So I wanted to wait until after the opening weekend before talking about everything related to the touted "best video game ever" because, and hear me out, I wanted to know as much of what was going on as possible. My hypothesis in relation to the launch of Grand Theft Auto V is that people need to stop overanalyzing everything. I don't want to be a hypocrit, so I'll say off the bat that these are all stories I've heard about/read about and my first impressions/reactions to them.
1) Sales figures
Okay, so GTA V is the best selling game in history, making over $1 Billion in the first three days. That's great. I'm sure the folks at Rockstar Games worked hard to put this game together, and in fact, I am certain that it is a great game. I've played the previous iterations of the game, which were fantastic. The record breaking game definitely deserves the sales.
The problem that these sales figures poses is a moral one; how many parents have come in for the game and bought it for their 10 or 12 year old as a means of letting the game do the parenting? I don't even care that kids are getting their hands on the game, but it's when the parents aren't there being parents for their kids that the obvious debates arise. It's the same with any form of entertainment: if you aren't being the parents your kids need, your kids are going to learn from something else, and how it affects their moral compass is really hard to say.
2) People getting beaten and robbed of the game
In one instance, there was a stabbing, in another, there was a brick. The hyperbole of news outlets aside, my initial response is how desperate do you have to be to rob someone of a video game? These are the kind of stories that lead people to think that games cause violence. Of course, a rational person would understand that there is a correlation, but to say that there is causation is a bit of a stretch.
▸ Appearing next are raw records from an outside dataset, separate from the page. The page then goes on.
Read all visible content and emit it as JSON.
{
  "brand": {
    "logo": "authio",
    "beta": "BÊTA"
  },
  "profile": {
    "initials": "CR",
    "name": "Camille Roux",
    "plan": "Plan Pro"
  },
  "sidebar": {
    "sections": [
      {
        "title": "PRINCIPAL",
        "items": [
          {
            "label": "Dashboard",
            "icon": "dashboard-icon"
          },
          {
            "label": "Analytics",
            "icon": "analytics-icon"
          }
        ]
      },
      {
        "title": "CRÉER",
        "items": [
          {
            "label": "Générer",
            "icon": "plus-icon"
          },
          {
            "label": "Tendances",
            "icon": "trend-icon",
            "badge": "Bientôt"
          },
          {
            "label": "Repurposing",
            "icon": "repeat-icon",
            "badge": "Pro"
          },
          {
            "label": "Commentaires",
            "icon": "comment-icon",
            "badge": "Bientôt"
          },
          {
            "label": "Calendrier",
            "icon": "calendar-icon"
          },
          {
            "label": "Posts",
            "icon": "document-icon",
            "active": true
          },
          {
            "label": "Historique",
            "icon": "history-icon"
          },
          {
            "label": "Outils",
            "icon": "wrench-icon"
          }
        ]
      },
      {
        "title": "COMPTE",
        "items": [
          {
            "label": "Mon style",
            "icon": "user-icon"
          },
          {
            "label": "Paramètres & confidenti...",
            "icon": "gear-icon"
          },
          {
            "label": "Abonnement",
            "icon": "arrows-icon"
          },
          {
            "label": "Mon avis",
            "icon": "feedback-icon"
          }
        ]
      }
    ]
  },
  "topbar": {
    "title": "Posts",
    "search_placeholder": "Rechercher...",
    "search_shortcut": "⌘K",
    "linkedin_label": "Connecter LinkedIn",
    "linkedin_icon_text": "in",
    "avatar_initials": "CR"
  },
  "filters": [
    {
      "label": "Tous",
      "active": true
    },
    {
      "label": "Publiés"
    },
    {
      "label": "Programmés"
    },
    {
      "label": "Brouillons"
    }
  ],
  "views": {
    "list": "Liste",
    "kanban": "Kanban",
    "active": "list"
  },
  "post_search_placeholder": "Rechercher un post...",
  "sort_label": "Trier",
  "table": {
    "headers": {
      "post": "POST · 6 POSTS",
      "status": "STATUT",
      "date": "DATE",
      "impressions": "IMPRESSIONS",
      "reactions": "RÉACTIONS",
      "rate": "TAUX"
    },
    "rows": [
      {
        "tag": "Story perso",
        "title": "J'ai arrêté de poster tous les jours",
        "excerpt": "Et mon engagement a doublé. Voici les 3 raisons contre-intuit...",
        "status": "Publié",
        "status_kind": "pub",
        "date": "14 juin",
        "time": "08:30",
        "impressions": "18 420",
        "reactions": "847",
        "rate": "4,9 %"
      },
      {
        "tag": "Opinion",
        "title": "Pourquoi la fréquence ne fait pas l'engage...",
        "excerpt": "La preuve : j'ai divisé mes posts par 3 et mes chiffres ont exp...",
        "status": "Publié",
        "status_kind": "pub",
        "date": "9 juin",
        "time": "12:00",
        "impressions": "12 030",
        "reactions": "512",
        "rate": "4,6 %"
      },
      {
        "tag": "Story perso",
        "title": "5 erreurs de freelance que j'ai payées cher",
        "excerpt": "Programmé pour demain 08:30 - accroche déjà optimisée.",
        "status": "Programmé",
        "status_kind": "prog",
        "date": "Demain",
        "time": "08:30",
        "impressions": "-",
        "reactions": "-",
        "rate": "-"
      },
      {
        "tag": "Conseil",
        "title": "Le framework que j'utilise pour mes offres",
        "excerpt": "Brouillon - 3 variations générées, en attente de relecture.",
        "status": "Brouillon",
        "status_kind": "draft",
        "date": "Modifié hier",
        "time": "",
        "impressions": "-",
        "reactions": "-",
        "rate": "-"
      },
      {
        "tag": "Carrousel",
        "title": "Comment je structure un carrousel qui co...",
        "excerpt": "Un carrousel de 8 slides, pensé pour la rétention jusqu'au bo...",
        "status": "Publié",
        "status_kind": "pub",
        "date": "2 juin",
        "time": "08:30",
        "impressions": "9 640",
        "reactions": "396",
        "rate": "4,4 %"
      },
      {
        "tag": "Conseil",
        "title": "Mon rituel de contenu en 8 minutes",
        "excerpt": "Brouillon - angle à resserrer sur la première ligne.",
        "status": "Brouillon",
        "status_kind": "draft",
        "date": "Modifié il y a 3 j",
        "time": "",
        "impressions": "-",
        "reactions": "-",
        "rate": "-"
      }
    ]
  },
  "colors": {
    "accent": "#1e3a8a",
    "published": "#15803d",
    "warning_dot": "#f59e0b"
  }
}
Violence in video games does not inherently create violence - there are a number of factors including (as I mentioned before) bad parenting, and lack of education.
My point in this article is that we as a species may well be screwed, but if so, it's not because of a video game. I take no sides as to opinions on the matter, but that's because it shouldn't be an issue at all. What matters is how we're reacting to it, and at the moment, the vocal minority of people who don't deserve to have priviledges like video games and entertainment, are doing a pretty bang up job and representing the rest of us.